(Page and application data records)
*-*-*

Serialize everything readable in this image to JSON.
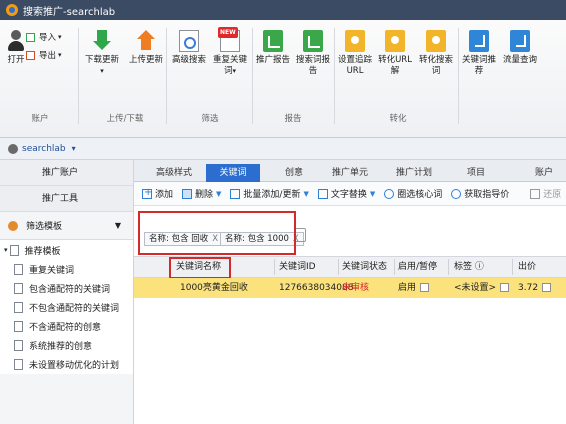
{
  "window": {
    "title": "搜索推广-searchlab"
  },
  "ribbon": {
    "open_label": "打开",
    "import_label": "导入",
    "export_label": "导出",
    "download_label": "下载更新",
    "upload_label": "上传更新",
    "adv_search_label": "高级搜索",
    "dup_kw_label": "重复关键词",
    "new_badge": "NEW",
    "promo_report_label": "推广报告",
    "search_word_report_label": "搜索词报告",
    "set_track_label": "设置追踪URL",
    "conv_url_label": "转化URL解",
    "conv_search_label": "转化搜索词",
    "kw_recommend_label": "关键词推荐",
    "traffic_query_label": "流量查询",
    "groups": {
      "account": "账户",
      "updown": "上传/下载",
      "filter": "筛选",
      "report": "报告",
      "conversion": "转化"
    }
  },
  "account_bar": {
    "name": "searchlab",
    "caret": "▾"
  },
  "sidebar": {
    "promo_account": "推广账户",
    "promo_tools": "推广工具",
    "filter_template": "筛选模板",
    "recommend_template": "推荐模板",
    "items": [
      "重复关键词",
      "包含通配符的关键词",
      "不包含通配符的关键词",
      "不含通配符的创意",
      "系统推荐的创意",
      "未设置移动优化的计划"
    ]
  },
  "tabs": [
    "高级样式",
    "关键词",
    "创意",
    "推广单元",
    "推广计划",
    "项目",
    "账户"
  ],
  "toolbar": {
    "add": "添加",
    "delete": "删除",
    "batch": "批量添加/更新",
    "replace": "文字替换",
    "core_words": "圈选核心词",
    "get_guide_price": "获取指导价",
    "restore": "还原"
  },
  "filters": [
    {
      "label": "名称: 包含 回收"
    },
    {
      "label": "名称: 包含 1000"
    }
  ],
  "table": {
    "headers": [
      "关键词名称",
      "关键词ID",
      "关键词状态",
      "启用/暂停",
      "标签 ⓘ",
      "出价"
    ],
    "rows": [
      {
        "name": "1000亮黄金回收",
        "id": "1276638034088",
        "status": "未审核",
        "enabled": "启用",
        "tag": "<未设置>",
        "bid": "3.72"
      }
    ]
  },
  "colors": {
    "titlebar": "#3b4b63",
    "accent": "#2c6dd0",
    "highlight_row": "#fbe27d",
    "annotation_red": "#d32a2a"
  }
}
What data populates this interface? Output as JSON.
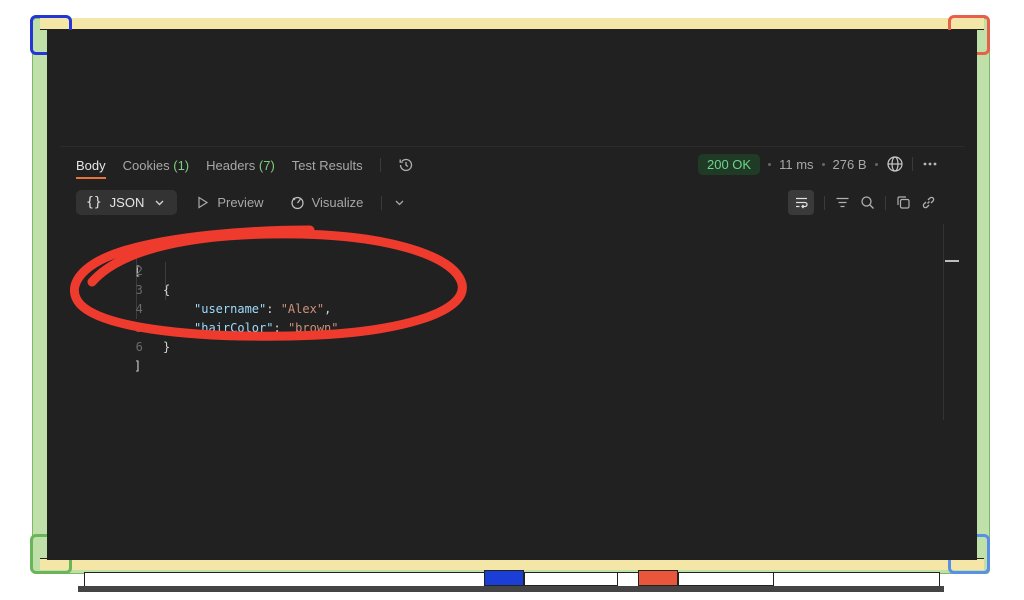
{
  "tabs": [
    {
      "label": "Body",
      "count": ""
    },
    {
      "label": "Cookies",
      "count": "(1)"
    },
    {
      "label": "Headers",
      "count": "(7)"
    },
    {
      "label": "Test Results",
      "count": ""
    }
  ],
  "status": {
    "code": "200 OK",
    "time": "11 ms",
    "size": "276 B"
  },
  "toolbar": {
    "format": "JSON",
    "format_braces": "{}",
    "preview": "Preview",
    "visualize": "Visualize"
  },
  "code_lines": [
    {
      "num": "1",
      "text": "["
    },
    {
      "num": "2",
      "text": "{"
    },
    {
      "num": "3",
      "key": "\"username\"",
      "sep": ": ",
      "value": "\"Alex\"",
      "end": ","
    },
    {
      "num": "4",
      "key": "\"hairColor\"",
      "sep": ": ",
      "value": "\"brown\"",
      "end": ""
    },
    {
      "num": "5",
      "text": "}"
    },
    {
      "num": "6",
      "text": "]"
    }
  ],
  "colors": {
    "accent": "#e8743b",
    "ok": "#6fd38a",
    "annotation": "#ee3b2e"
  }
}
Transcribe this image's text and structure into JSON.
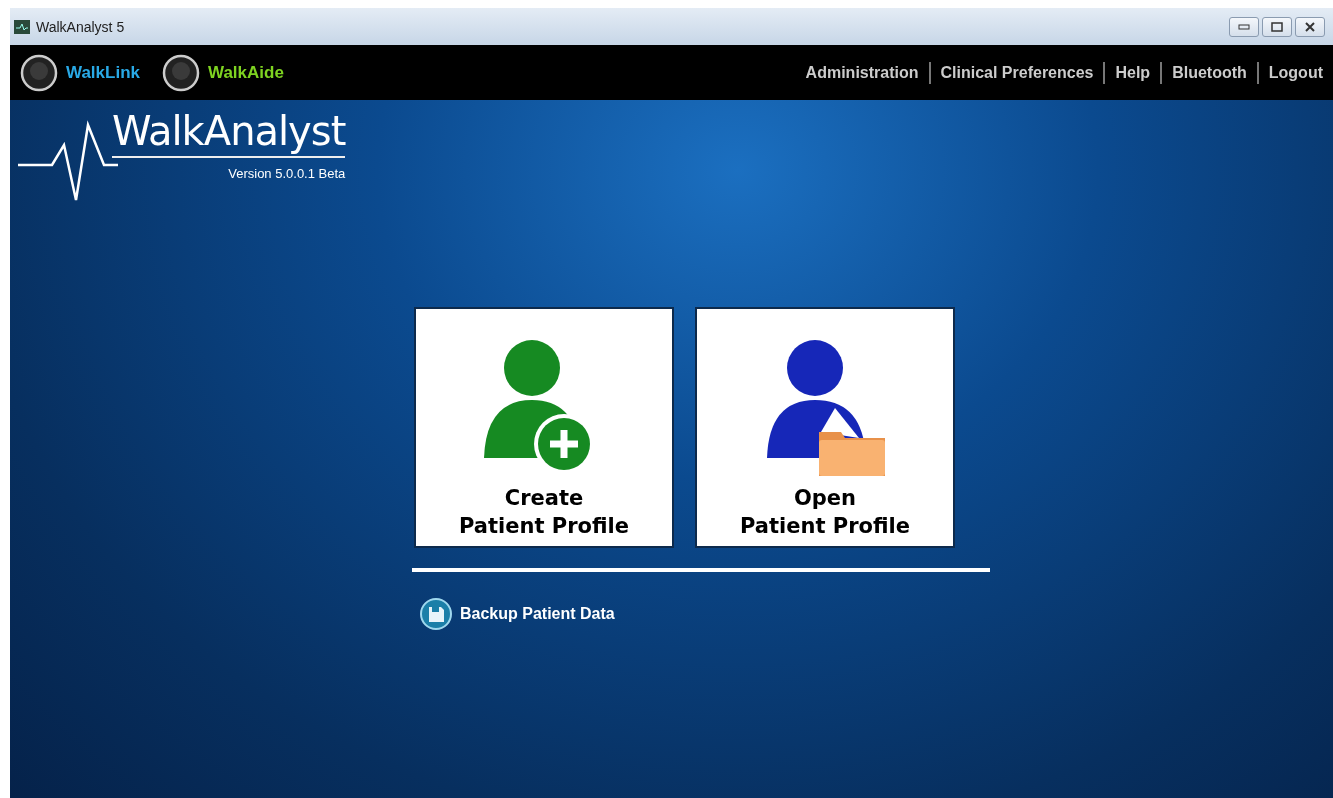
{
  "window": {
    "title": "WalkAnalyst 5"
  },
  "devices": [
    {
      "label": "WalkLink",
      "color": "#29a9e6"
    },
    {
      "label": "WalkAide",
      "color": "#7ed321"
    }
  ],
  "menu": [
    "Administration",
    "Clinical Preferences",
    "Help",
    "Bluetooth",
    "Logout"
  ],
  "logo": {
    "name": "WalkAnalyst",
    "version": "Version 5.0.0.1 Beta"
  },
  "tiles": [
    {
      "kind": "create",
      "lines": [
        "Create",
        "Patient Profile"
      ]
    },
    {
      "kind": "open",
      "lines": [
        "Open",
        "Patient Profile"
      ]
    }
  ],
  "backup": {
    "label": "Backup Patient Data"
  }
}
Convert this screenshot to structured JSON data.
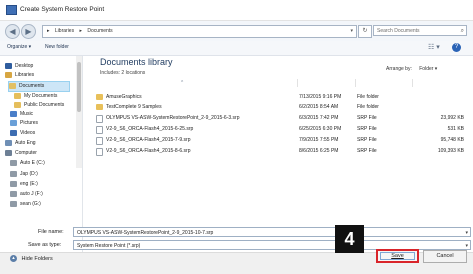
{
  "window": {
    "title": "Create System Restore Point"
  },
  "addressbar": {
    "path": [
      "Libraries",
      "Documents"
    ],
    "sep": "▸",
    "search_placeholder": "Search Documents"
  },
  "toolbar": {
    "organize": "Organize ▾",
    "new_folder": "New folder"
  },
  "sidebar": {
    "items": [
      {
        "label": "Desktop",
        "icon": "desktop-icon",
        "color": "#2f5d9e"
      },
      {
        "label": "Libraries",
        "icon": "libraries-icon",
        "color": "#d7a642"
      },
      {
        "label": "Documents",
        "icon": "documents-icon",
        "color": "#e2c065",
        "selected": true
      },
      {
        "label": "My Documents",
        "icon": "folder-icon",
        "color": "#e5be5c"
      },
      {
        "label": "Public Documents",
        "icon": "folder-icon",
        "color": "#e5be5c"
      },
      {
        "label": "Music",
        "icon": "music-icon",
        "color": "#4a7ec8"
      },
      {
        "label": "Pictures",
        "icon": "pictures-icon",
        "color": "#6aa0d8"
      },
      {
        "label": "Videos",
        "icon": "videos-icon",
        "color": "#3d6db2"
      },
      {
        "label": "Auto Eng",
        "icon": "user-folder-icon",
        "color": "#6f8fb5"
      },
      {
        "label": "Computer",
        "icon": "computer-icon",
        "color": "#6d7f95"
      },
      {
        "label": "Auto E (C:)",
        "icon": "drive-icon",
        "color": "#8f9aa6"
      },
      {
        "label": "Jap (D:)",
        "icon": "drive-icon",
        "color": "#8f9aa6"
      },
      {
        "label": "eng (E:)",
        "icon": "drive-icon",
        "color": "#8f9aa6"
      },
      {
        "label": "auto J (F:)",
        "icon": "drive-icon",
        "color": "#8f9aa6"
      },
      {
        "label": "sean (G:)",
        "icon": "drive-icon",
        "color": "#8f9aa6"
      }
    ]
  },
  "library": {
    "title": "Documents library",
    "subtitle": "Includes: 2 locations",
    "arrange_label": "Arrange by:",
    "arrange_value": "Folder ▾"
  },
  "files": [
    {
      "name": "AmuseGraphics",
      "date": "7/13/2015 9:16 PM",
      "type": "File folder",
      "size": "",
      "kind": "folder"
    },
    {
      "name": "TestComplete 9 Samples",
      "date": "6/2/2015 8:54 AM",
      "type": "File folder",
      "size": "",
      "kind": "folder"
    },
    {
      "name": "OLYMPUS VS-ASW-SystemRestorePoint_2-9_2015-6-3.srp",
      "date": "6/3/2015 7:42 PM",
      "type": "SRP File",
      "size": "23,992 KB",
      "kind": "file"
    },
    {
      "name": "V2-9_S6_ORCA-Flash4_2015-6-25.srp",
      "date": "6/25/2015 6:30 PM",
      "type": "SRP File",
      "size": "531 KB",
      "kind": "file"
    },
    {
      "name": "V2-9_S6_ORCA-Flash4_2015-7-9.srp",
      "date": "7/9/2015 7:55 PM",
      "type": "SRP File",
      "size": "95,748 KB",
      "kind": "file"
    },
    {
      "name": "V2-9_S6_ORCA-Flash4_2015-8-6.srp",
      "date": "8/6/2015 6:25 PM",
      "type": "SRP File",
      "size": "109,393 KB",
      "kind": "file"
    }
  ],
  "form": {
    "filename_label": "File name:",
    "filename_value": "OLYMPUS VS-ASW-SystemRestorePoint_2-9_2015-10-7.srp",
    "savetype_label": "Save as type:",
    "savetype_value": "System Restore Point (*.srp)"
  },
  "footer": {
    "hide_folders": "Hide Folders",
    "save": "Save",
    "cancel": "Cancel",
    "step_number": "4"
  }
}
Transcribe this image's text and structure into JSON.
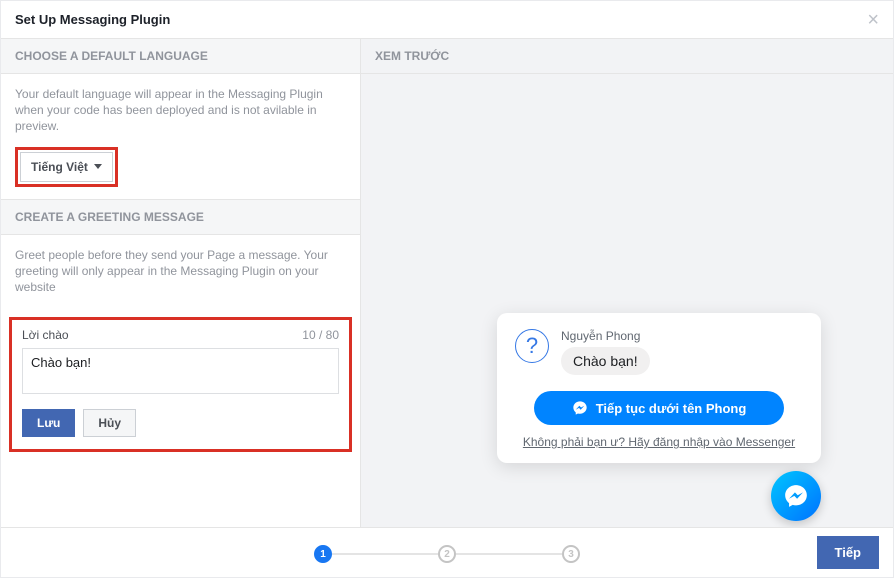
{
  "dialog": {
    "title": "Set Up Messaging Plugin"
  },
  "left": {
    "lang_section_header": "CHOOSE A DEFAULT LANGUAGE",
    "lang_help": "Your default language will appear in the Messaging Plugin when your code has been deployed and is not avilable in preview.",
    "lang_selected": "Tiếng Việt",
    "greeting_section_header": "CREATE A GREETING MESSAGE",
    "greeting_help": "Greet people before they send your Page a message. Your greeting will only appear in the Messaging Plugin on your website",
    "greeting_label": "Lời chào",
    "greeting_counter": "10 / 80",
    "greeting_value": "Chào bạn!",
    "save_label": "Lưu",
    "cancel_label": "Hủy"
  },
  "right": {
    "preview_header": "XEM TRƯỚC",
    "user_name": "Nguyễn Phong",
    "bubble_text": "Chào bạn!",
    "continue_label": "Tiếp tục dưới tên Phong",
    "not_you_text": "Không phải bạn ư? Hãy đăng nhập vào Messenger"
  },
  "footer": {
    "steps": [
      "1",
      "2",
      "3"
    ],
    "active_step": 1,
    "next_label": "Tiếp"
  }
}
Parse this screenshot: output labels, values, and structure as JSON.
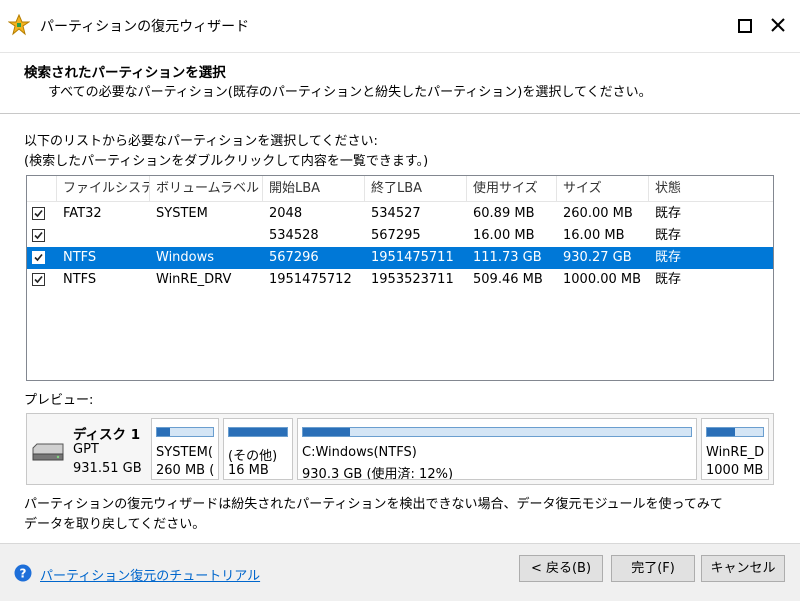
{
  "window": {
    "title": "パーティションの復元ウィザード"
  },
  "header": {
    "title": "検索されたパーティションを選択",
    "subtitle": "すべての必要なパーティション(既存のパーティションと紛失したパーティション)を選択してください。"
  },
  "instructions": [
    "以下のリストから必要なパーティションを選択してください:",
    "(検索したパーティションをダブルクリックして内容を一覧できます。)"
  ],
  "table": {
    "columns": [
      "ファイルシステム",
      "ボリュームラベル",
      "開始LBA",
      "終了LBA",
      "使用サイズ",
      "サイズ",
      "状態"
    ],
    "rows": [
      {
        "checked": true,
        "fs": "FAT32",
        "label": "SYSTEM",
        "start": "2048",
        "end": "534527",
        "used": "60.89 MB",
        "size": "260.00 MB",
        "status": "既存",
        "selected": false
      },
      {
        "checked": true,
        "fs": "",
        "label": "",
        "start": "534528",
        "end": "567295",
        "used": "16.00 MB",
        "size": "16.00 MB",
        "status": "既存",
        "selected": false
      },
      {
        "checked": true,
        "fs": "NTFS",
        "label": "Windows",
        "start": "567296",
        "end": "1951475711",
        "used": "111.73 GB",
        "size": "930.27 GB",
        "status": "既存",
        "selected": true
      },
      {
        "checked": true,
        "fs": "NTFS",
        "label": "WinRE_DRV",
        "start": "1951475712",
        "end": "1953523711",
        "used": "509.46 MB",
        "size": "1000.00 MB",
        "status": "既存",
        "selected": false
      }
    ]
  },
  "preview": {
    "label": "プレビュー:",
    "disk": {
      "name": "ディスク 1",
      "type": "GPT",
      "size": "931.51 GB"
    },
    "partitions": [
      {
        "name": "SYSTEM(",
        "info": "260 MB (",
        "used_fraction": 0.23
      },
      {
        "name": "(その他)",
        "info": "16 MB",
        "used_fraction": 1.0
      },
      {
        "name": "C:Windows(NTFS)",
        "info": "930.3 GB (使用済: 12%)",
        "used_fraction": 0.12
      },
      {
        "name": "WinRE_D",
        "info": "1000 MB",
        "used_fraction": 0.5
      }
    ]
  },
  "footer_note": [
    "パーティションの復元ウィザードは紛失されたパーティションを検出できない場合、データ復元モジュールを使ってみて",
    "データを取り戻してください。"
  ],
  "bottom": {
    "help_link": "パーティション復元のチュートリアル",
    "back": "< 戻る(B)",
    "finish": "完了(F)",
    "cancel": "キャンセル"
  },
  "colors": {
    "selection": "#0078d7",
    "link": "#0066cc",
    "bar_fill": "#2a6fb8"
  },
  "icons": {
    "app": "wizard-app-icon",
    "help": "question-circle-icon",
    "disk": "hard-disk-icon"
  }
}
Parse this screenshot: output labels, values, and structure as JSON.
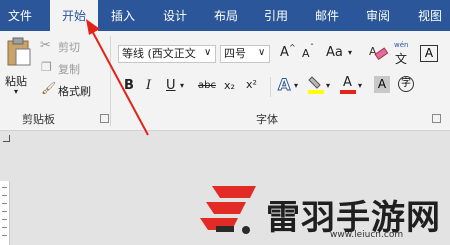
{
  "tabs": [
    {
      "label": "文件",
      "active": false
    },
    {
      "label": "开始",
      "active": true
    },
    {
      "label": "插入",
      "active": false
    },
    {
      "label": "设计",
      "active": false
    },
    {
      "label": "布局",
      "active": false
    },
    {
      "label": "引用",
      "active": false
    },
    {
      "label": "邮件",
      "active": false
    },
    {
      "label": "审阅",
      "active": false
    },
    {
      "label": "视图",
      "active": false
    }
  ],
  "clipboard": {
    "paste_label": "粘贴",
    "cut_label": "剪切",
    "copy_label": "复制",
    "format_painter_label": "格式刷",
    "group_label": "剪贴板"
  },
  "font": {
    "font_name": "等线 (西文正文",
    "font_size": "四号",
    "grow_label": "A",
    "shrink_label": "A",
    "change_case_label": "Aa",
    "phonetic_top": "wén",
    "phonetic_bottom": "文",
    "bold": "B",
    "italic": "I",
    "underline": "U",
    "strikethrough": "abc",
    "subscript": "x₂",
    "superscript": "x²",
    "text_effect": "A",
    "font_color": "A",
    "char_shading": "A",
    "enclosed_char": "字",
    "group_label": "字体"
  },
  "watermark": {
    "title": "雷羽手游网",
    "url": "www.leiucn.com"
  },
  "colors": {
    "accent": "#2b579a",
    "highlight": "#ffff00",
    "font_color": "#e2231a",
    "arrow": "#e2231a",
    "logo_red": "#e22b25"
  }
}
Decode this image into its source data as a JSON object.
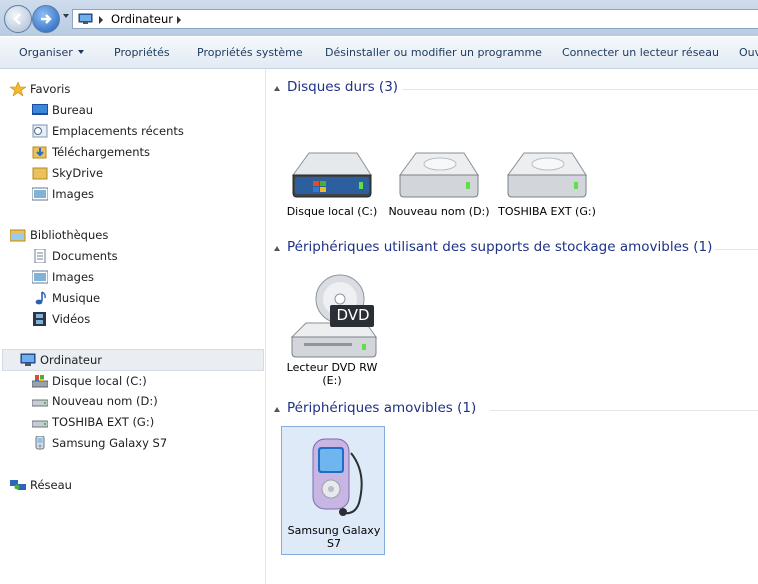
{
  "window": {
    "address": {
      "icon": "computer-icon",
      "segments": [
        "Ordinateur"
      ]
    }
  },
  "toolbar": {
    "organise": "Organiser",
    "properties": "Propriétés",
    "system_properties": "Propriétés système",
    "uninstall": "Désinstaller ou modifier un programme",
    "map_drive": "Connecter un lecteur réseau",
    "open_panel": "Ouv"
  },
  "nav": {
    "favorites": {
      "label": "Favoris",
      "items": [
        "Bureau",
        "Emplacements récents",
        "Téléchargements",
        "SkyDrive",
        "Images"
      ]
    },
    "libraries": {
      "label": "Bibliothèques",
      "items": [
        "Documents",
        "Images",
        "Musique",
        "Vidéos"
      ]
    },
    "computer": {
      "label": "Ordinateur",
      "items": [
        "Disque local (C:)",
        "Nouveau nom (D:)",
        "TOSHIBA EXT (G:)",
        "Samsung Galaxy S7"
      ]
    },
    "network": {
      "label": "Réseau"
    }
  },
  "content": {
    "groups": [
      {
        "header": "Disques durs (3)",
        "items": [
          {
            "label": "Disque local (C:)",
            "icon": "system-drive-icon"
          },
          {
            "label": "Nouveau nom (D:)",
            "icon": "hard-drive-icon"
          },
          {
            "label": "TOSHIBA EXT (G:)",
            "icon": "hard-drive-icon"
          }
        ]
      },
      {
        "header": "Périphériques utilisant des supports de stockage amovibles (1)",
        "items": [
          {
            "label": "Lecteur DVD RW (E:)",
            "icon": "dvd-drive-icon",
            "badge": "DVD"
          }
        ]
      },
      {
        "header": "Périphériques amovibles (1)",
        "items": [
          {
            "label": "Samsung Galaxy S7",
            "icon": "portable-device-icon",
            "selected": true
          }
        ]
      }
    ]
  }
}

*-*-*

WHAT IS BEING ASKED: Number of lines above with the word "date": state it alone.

ANSWER BELOW: 6